─── Data to examine

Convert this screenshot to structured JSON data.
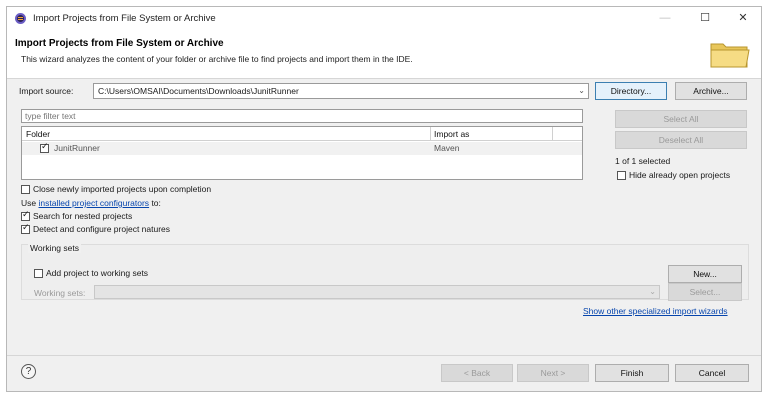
{
  "window": {
    "title": "Import Projects from File System or Archive",
    "minimize": "—",
    "maximize": "☐",
    "close": "✕"
  },
  "header": {
    "title": "Import Projects from File System or Archive",
    "description": "This wizard analyzes the content of your folder or archive file to find projects and import them in the IDE."
  },
  "import_source": {
    "label": "Import source:",
    "value": "C:\\Users\\OMSAI\\Documents\\Downloads\\JunitRunner",
    "directory_button": "Directory...",
    "archive_button": "Archive..."
  },
  "filter": {
    "placeholder": "type filter text"
  },
  "table": {
    "columns": [
      "Folder",
      "Import as"
    ],
    "rows": [
      {
        "folder": "JunitRunner",
        "import_as": "Maven",
        "checked": true
      }
    ]
  },
  "side": {
    "select_all": "Select All",
    "deselect_all": "Deselect All",
    "selected_count": "1 of 1 selected",
    "hide_open": "Hide already open projects"
  },
  "options": {
    "close_after": "Close newly imported projects upon completion",
    "use_prefix": "Use",
    "configurators_link": "installed project configurators",
    "use_suffix": "to:",
    "search_nested": "Search for nested projects",
    "detect_natures": "Detect and configure project natures"
  },
  "working_sets": {
    "title": "Working sets",
    "add_label": "Add project to working sets",
    "new_button": "New...",
    "sets_label": "Working sets:",
    "select_button": "Select..."
  },
  "show_other_link": "Show other specialized import wizards",
  "footer": {
    "help": "?",
    "back": "< Back",
    "next": "Next >",
    "finish": "Finish",
    "cancel": "Cancel"
  }
}
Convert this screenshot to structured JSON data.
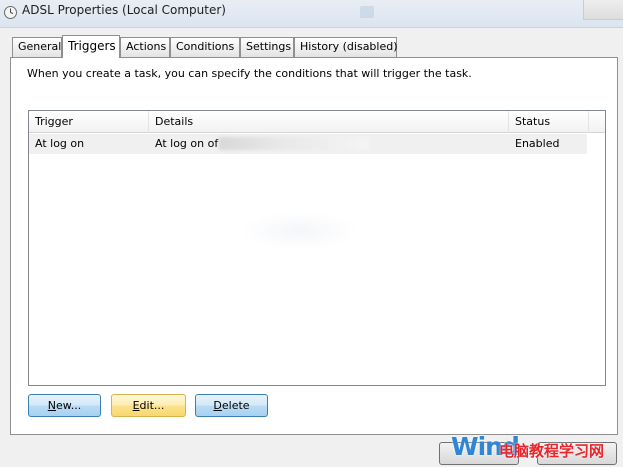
{
  "window": {
    "title": "ADSL Properties (Local Computer)",
    "icon": "clock-icon"
  },
  "tabs": [
    {
      "label": "General",
      "active": false
    },
    {
      "label": "Triggers",
      "active": true
    },
    {
      "label": "Actions",
      "active": false
    },
    {
      "label": "Conditions",
      "active": false
    },
    {
      "label": "Settings",
      "active": false
    },
    {
      "label": "History (disabled)",
      "active": false
    }
  ],
  "triggers_panel": {
    "description": "When you create a task, you can specify the conditions that will trigger the task.",
    "columns": [
      "Trigger",
      "Details",
      "Status"
    ],
    "rows": [
      {
        "trigger": "At log on",
        "details": "At log on of",
        "status": "Enabled"
      }
    ],
    "buttons": {
      "new": {
        "mnemonic": "N",
        "rest": "ew..."
      },
      "edit": {
        "mnemonic": "E",
        "rest": "dit..."
      },
      "delete": {
        "mnemonic": "D",
        "rest": "elete"
      }
    }
  },
  "watermark": {
    "latin": "Wind",
    "chinese": "电脑教程学习网"
  },
  "colors": {
    "button_blue": "#b9dcf5",
    "button_hover": "#fbe28c",
    "watermark_blue": "#2f86d6",
    "watermark_red": "#e8262c"
  }
}
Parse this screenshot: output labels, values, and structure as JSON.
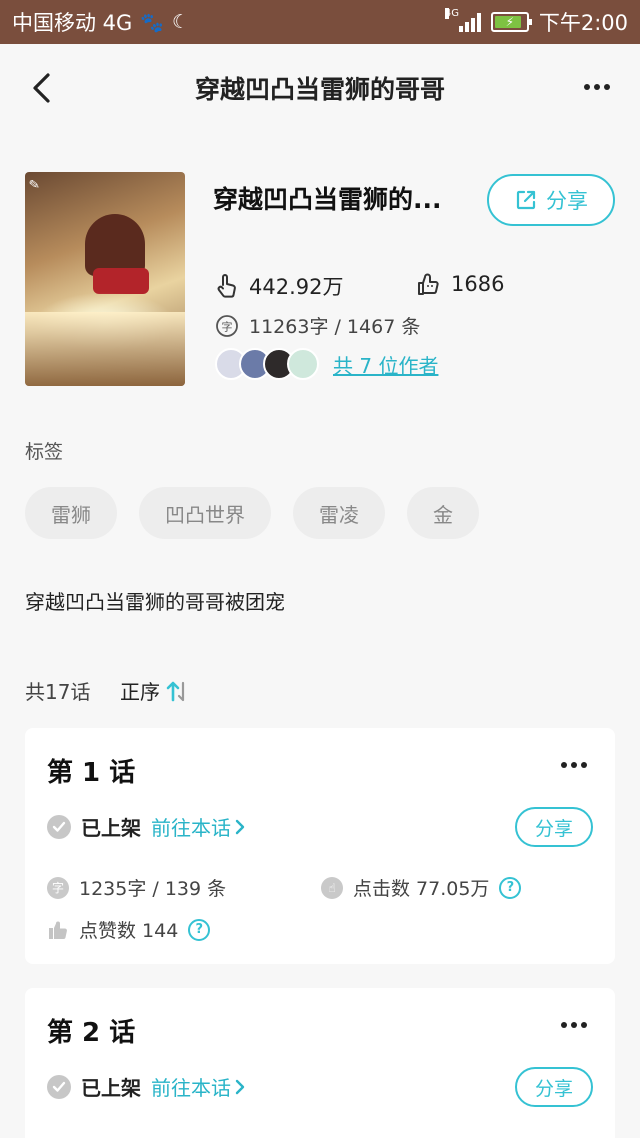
{
  "status_bar": {
    "carrier": "中国移动 4G",
    "network_tag": "4G",
    "time": "下午2:00",
    "icons": [
      "paw-icon",
      "moon-icon",
      "signal-icon",
      "battery-charging-icon"
    ]
  },
  "header": {
    "title": "穿越凹凸当雷狮的哥哥",
    "icons": [
      "back-arrow-icon",
      "more-icon"
    ]
  },
  "book": {
    "title": "穿越凹凸当雷狮的...",
    "share_label": "分享",
    "views": "442.92万",
    "likes": "1686",
    "words_count": "11263字 / 1467 条",
    "authors_link": "共 7 位作者",
    "avatar_colors": [
      "#d9dbe8",
      "#6b7ba8",
      "#2e2a2a",
      "#cfe8dc"
    ]
  },
  "tags": {
    "label": "标签",
    "items": [
      "雷狮",
      "凹凸世界",
      "雷凌",
      "金"
    ]
  },
  "description": "穿越凹凸当雷狮的哥哥被团宠",
  "episodes_header": {
    "count": "共17话",
    "order": "正序"
  },
  "episodes": [
    {
      "title": "第 1 话",
      "status": "已上架",
      "goto": "前往本话",
      "share": "分享",
      "words": "1235字 / 139 条",
      "clicks": "点击数 77.05万",
      "likes": "点赞数 144"
    },
    {
      "title": "第 2 话",
      "status": "已上架",
      "goto": "前往本话",
      "share": "分享"
    }
  ],
  "colors": {
    "accent": "#35c2d3",
    "status_bar": "#7a4e3d",
    "background": "#f7f7f7"
  }
}
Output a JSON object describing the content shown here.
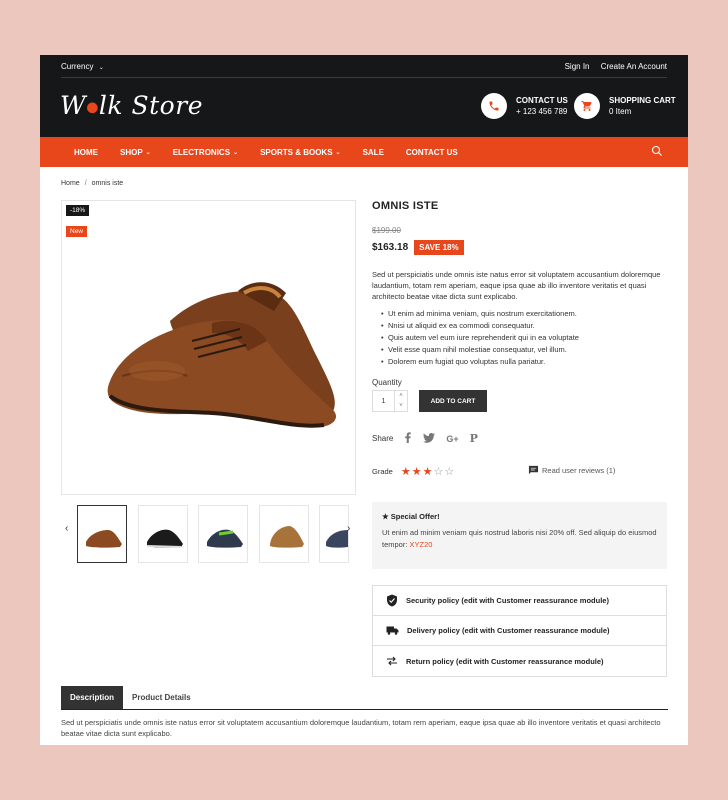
{
  "topbar": {
    "currency": "Currency",
    "sign_in": "Sign In",
    "create_account": "Create An Account"
  },
  "logo": {
    "text_w": "W",
    "text_rest": "lk Store"
  },
  "contact": {
    "title": "CONTACT US",
    "phone": "+ 123 456 789"
  },
  "cart": {
    "title": "SHOPPING CART",
    "count": "0 Item"
  },
  "nav": {
    "items": [
      {
        "label": "HOME",
        "dropdown": false
      },
      {
        "label": "SHOP",
        "dropdown": true
      },
      {
        "label": "ELECTRONICS",
        "dropdown": true
      },
      {
        "label": "SPORTS & BOOKS",
        "dropdown": true
      },
      {
        "label": "SALE",
        "dropdown": false
      },
      {
        "label": "CONTACT US",
        "dropdown": false
      }
    ]
  },
  "breadcrumb": {
    "home": "Home",
    "current": "omnis iste"
  },
  "product": {
    "badge_discount": "-18%",
    "badge_new": "New",
    "name": "OMNIS ISTE",
    "old_price": "$199.00",
    "price": "$163.18",
    "save": "SAVE 18%",
    "description": "Sed ut perspiciatis unde omnis iste natus error sit voluptatem accusantium doloremque laudantium, totam rem aperiam, eaque ipsa quae ab illo inventore veritatis et quasi architecto beatae vitae dicta sunt explicabo.",
    "bullets": [
      "Ut enim ad minima veniam, quis nostrum exercitationem.",
      "Nnisi ut aliquid ex ea commodi consequatur.",
      "Quis autem vel eum iure reprehenderit qui in ea voluptate",
      "Velit esse quam nihil molestiae consequatur, vel illum.",
      "Dolorem eum fugiat quo voluptas nulla pariatur."
    ],
    "quantity_label": "Quantity",
    "quantity_value": "1",
    "add_to_cart": "ADD TO CART",
    "share_label": "Share",
    "grade_label": "Grade",
    "rating": 3,
    "rating_max": 5,
    "reviews": "Read user reviews (1)"
  },
  "offer": {
    "title": "★ Special Offer!",
    "body": "Ut enim ad minim veniam quis nostrud laboris nisi 20% off. Sed aliquip do eiusmod tempor: ",
    "code": "XYZ20"
  },
  "policies": [
    "Security policy (edit with Customer reassurance module)",
    "Delivery policy (edit with Customer reassurance module)",
    "Return policy (edit with Customer reassurance module)"
  ],
  "tabs": {
    "description": "Description",
    "details": "Product Details",
    "text": "Sed ut perspiciatis unde omnis iste natus error sit voluptatem accusantium doloremque laudantium, totam rem aperiam, eaque ipsa quae ab illo inventore veritatis et quasi architecto beatae vitae dicta sunt explicabo."
  },
  "colors": {
    "accent": "#e8461b",
    "dark": "#161718",
    "background": "#ebc7bd"
  }
}
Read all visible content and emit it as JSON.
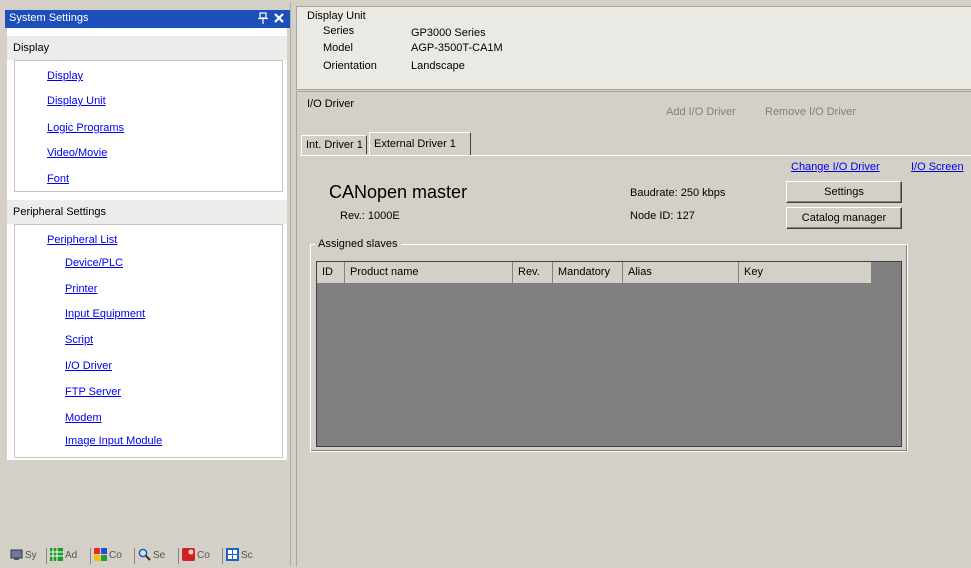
{
  "panel": {
    "title": "System Settings",
    "pin_icon": "pin-icon",
    "close_icon": "close-icon"
  },
  "display_section": {
    "header": "Display",
    "items": [
      "Display",
      "Display Unit",
      "Logic Programs",
      "Video/Movie",
      "Font"
    ]
  },
  "peripheral_section": {
    "header": "Peripheral Settings",
    "items": [
      "Peripheral List",
      "Device/PLC",
      "Printer",
      "Input Equipment",
      "Script",
      "I/O Driver",
      "FTP Server",
      "Modem",
      "Image Input Module"
    ]
  },
  "bottom_tabs": [
    {
      "label": "Sy",
      "icon": "system-settings-icon"
    },
    {
      "label": "Ad",
      "icon": "address-icon"
    },
    {
      "label": "Co",
      "icon": "common-settings-icon"
    },
    {
      "label": "Se",
      "icon": "search-icon"
    },
    {
      "label": "Co",
      "icon": "color-icon"
    },
    {
      "label": "Sc",
      "icon": "screen-list-icon"
    }
  ],
  "display_unit": {
    "title": "Display Unit",
    "series_label": "Series",
    "series_value": "GP3000 Series",
    "model_label": "Model",
    "model_value": "AGP-3500T-CA1M",
    "orientation_label": "Orientation",
    "orientation_value": "Landscape"
  },
  "io_driver": {
    "title": "I/O Driver",
    "add_label": "Add I/O Driver",
    "remove_label": "Remove I/O Driver",
    "tabs": [
      "Int. Driver 1",
      "External Driver 1"
    ],
    "active_tab": "External Driver 1",
    "change_link": "Change I/O Driver",
    "screen_link": "I/O Screen",
    "driver_name": "CANopen master",
    "rev": "Rev.: 1000E",
    "baudrate": "Baudrate: 250 kbps",
    "node_id": "Node ID: 127",
    "settings_button": "Settings",
    "catalog_button": "Catalog manager",
    "slaves_group": "Assigned slaves",
    "columns": [
      "ID",
      "Product name",
      "Rev.",
      "Mandatory",
      "Alias",
      "Key"
    ]
  },
  "colors": {
    "titlebar": "#1c4fba",
    "link": "#0000ee",
    "panel_bg": "#d4d0c8",
    "table_bg": "#808080"
  }
}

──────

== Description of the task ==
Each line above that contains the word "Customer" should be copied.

== Output of the task ==
    "Security policy (edit with Customer reassurance module)",
    "Delivery policy (edit with Customer reassurance module)",
    "Return policy (edit with Customer reassurance module)"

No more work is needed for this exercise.